■ **INSTRUCTIONS TO FOLLOW**:
Return only those lines of the material that contain "JSON".

■ **DATASET RECORDS**:
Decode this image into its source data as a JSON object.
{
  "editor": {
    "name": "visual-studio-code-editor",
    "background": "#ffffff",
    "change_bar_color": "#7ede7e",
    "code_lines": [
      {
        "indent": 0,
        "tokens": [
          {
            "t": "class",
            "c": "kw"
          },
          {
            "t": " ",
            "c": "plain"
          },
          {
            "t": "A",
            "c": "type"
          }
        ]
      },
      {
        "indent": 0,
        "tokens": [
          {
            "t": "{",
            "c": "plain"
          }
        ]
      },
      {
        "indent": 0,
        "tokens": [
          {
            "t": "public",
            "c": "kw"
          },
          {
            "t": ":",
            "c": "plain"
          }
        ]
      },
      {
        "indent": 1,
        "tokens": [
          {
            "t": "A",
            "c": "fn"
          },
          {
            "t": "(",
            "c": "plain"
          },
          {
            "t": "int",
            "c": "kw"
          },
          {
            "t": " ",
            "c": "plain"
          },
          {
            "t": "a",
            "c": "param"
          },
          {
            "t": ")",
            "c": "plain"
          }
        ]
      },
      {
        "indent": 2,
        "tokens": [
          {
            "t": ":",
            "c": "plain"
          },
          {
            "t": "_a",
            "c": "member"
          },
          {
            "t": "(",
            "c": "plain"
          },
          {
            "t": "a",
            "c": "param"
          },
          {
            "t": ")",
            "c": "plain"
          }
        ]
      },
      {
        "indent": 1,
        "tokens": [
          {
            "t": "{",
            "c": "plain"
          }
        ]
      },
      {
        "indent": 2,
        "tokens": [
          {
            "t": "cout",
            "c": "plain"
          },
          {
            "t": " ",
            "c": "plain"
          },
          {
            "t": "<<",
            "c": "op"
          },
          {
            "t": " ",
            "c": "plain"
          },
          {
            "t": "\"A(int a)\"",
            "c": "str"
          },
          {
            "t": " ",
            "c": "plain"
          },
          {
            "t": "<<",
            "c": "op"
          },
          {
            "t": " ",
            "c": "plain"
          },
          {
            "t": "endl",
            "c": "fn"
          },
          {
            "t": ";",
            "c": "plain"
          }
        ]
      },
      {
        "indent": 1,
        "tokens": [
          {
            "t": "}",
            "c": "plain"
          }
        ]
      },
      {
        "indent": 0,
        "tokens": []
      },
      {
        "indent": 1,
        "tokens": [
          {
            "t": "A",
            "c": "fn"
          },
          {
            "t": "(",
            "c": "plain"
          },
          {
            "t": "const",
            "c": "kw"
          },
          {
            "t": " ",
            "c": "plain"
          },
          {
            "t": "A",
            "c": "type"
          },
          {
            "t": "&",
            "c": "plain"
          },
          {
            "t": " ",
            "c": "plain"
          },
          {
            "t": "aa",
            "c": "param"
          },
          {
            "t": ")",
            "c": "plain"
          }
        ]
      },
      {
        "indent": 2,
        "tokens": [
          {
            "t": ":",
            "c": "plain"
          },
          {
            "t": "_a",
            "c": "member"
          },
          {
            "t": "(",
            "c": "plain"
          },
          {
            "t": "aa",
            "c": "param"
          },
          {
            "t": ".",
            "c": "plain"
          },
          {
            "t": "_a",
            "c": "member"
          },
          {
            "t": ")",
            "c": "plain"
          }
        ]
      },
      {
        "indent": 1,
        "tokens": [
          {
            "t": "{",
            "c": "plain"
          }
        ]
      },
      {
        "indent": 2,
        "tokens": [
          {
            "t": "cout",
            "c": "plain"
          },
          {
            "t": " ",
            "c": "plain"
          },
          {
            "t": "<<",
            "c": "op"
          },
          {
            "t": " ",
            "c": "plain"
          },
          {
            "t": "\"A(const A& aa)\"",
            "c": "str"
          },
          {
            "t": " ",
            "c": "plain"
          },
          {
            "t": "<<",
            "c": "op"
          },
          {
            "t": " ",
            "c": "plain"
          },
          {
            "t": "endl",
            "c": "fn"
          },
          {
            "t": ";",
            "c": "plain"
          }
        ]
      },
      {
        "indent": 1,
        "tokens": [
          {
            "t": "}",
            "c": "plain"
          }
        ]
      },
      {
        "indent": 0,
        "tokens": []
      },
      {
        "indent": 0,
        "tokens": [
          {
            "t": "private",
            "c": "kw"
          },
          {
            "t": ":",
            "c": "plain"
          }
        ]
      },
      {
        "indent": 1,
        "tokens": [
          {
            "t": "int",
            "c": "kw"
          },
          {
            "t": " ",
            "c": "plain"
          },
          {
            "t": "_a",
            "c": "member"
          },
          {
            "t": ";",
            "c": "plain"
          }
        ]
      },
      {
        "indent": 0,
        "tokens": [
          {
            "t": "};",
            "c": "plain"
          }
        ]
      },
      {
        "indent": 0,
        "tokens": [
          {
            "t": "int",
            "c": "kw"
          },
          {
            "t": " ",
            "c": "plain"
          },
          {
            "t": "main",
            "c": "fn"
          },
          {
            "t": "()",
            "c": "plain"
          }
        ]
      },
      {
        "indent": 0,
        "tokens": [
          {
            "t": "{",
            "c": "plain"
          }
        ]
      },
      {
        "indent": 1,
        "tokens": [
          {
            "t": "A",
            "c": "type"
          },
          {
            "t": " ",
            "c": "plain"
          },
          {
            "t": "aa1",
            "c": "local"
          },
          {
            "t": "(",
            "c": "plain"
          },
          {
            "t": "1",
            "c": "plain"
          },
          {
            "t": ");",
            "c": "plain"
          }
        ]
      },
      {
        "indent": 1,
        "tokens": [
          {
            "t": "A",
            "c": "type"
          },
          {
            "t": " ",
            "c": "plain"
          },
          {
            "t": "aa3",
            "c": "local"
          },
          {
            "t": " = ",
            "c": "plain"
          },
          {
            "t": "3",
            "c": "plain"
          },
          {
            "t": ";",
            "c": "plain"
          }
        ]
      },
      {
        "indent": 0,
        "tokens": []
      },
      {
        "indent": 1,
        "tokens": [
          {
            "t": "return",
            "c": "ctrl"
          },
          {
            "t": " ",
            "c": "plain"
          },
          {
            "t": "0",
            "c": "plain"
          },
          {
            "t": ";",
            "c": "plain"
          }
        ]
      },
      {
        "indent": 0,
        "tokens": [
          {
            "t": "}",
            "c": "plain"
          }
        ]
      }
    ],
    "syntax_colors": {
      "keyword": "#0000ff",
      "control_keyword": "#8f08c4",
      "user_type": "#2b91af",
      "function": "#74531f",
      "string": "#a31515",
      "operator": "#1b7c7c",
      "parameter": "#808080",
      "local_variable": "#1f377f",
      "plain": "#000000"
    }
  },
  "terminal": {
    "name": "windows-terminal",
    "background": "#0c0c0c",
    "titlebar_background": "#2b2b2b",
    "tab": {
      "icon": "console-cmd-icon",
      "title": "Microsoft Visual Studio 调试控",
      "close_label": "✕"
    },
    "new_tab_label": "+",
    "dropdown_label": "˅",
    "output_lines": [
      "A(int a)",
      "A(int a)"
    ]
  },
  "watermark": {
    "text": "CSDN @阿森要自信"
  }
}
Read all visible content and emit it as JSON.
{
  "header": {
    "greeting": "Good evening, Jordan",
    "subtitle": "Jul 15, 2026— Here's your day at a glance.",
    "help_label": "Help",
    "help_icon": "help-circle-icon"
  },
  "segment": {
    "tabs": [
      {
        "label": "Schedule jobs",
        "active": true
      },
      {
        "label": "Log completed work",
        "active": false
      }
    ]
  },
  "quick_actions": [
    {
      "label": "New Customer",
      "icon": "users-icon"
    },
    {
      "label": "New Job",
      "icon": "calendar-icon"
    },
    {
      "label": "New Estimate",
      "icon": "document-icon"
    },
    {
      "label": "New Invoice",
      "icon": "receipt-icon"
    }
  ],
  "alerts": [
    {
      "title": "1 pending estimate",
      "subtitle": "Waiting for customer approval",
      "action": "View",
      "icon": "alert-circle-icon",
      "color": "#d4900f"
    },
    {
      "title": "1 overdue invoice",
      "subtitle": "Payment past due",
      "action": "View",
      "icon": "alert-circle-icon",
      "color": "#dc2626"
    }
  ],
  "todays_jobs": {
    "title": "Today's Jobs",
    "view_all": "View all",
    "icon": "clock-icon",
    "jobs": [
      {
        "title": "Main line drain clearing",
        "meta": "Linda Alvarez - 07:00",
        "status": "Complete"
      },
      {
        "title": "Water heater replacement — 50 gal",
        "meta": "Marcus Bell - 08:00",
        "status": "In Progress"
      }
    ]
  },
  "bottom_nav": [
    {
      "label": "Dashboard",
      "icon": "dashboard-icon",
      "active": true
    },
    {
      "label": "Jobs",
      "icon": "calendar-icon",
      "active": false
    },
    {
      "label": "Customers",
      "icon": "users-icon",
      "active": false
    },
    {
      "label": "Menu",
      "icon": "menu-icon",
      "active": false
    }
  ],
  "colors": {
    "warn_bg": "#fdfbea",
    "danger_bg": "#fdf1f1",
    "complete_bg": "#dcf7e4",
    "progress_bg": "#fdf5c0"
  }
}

■ **WRITTEN RESPONSE**:
Decode this image into its source data as a JSON object.
Read all visible content and emit it as JSON.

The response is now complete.